- [Assigned task] Copy each line below containing "Show".

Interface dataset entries
BEGIN

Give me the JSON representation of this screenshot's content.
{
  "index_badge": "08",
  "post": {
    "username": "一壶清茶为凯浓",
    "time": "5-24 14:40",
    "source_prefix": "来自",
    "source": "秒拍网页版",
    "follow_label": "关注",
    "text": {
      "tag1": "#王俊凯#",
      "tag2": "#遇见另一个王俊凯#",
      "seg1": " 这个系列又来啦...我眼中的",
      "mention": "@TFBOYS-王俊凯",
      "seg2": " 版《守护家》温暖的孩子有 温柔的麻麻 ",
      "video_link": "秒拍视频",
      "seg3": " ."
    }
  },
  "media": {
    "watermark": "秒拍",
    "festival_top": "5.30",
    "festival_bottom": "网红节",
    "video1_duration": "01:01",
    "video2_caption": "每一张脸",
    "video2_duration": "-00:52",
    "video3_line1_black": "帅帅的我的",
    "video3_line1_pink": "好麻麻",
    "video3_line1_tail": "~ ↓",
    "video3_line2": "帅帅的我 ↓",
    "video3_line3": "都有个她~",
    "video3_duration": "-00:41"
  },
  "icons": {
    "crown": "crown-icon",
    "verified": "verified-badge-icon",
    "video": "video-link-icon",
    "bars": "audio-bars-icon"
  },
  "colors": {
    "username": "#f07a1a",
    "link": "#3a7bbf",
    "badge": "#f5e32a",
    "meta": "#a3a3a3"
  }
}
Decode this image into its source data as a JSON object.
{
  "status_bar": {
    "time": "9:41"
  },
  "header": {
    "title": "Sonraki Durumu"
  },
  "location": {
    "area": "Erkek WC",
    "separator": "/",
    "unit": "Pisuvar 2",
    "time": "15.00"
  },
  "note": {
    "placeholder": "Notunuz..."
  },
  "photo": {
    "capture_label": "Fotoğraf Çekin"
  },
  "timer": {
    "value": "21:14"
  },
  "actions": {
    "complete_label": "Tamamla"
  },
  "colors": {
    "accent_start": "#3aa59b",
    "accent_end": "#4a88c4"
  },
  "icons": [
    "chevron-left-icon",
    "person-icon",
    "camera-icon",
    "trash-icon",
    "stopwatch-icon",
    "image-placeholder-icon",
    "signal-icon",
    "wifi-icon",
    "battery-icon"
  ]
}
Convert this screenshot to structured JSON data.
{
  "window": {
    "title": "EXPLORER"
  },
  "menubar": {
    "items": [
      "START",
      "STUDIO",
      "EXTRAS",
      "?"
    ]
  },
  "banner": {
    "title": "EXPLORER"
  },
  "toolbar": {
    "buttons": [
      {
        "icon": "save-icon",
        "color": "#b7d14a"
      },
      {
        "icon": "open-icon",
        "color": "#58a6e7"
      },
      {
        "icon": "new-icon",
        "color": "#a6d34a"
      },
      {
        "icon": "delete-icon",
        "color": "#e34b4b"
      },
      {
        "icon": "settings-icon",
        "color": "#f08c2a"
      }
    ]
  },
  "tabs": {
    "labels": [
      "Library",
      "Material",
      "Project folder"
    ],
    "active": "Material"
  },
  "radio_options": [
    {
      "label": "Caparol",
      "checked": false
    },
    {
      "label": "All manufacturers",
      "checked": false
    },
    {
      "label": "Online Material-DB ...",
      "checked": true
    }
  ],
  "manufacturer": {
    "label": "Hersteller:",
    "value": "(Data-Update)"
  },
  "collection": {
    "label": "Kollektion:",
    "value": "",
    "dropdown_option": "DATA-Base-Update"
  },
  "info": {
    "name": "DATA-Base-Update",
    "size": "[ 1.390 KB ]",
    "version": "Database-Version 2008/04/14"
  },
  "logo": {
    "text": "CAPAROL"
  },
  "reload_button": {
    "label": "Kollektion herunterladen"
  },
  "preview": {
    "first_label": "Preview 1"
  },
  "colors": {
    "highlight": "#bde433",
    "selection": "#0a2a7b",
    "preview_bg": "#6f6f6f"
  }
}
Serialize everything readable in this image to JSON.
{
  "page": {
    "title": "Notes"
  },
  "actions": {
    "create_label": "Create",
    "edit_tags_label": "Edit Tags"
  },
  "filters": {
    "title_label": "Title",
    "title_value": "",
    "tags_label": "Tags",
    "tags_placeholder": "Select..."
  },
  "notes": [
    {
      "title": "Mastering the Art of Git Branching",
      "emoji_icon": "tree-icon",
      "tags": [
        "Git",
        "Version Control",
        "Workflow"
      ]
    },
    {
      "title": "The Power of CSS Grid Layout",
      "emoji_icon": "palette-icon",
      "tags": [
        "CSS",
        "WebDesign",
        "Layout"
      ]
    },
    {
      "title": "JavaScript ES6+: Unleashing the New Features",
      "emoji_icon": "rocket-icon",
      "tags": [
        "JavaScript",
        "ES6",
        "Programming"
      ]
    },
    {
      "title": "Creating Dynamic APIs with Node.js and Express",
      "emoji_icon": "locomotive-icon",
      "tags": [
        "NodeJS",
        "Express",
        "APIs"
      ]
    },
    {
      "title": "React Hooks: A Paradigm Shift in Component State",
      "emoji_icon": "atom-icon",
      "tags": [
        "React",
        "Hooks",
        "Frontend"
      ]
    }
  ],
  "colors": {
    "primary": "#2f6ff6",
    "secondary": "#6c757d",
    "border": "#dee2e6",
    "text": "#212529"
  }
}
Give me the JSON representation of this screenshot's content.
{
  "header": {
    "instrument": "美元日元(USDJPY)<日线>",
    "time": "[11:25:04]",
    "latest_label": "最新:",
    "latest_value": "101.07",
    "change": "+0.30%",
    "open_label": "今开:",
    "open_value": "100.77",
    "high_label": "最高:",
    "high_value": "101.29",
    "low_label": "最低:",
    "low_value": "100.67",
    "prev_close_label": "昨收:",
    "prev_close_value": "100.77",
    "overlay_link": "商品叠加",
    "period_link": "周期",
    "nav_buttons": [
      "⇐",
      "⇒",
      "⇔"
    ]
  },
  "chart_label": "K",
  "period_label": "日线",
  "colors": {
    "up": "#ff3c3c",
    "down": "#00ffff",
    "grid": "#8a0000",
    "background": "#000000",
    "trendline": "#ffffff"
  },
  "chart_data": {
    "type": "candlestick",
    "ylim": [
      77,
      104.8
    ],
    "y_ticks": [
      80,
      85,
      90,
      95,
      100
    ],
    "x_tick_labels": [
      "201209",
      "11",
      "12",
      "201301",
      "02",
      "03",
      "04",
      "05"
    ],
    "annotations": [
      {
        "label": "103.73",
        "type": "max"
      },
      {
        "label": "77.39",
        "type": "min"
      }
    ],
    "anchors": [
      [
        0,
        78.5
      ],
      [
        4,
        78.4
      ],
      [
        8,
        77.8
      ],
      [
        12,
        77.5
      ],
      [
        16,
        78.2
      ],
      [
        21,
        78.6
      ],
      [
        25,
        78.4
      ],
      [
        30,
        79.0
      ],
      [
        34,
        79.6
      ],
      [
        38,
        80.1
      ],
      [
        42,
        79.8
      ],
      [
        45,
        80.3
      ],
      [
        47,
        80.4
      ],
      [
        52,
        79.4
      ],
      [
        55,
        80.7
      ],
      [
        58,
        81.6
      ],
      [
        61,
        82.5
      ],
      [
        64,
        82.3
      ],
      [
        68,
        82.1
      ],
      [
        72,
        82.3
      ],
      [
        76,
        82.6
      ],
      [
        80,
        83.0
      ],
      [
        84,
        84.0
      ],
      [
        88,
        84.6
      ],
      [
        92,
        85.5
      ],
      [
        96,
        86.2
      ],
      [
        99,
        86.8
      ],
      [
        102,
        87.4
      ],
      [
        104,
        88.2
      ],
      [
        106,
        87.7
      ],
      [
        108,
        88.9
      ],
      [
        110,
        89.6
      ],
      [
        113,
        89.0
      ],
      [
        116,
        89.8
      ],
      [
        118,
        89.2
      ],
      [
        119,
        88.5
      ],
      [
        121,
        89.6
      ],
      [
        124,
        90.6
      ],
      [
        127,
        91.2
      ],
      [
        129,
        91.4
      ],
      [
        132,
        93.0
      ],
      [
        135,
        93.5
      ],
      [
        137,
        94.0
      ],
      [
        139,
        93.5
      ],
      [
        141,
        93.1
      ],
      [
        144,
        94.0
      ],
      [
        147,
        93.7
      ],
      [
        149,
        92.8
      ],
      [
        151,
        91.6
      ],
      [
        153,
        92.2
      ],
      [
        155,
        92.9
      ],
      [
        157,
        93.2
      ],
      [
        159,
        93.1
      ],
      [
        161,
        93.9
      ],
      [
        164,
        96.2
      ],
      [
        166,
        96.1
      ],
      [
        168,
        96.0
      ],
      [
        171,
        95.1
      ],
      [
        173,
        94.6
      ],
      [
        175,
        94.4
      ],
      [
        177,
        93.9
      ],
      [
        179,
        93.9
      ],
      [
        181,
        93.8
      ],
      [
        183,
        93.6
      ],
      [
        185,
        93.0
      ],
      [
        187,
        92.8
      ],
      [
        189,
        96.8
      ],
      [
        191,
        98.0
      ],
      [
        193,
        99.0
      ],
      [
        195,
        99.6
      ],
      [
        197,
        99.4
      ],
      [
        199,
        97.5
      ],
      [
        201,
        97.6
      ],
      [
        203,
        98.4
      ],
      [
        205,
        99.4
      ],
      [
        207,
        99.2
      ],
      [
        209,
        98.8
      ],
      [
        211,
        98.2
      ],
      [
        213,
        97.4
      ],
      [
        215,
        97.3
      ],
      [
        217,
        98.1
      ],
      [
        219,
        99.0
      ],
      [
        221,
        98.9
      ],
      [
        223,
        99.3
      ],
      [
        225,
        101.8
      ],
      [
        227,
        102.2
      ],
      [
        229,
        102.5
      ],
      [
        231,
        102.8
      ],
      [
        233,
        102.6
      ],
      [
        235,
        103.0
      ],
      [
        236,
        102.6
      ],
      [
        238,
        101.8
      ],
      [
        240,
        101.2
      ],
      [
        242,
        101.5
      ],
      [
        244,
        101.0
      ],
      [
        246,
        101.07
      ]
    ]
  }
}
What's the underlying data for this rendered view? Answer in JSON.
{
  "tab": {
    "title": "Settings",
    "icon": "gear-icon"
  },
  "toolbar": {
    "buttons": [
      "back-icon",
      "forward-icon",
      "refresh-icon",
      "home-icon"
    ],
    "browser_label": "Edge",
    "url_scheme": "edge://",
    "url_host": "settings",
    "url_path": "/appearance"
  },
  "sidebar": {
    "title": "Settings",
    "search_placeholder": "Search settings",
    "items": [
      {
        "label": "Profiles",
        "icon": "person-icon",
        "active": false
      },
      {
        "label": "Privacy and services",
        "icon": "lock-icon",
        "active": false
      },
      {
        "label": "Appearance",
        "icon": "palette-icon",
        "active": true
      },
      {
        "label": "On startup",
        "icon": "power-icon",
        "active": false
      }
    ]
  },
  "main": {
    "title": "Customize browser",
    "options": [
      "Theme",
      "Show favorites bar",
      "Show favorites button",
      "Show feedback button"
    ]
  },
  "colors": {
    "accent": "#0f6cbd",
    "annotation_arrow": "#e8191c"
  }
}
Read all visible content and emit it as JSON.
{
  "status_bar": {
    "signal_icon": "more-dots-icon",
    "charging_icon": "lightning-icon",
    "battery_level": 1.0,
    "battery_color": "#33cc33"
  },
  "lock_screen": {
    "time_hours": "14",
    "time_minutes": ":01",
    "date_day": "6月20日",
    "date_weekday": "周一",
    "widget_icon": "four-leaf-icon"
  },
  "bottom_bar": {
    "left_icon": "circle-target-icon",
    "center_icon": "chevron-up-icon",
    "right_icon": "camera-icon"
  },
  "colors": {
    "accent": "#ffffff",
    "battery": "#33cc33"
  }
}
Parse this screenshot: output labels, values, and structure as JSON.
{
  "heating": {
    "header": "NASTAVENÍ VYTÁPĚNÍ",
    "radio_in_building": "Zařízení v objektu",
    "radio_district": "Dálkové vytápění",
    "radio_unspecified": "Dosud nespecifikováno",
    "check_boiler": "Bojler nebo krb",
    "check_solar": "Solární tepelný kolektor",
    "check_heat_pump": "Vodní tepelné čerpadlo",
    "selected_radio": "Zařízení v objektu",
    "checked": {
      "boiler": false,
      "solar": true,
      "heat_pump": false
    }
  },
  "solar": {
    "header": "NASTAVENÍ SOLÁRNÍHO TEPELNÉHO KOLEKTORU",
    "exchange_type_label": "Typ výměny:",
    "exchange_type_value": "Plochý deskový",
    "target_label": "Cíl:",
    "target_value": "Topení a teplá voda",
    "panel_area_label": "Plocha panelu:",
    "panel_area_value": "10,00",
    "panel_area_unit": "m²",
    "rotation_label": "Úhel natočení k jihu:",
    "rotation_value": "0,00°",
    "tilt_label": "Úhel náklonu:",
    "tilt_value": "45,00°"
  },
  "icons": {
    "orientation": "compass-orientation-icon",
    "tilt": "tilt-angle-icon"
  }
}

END

- [Output for this task]
      "Show favorites bar",
      "Show favorites button",
      "Show feedback button"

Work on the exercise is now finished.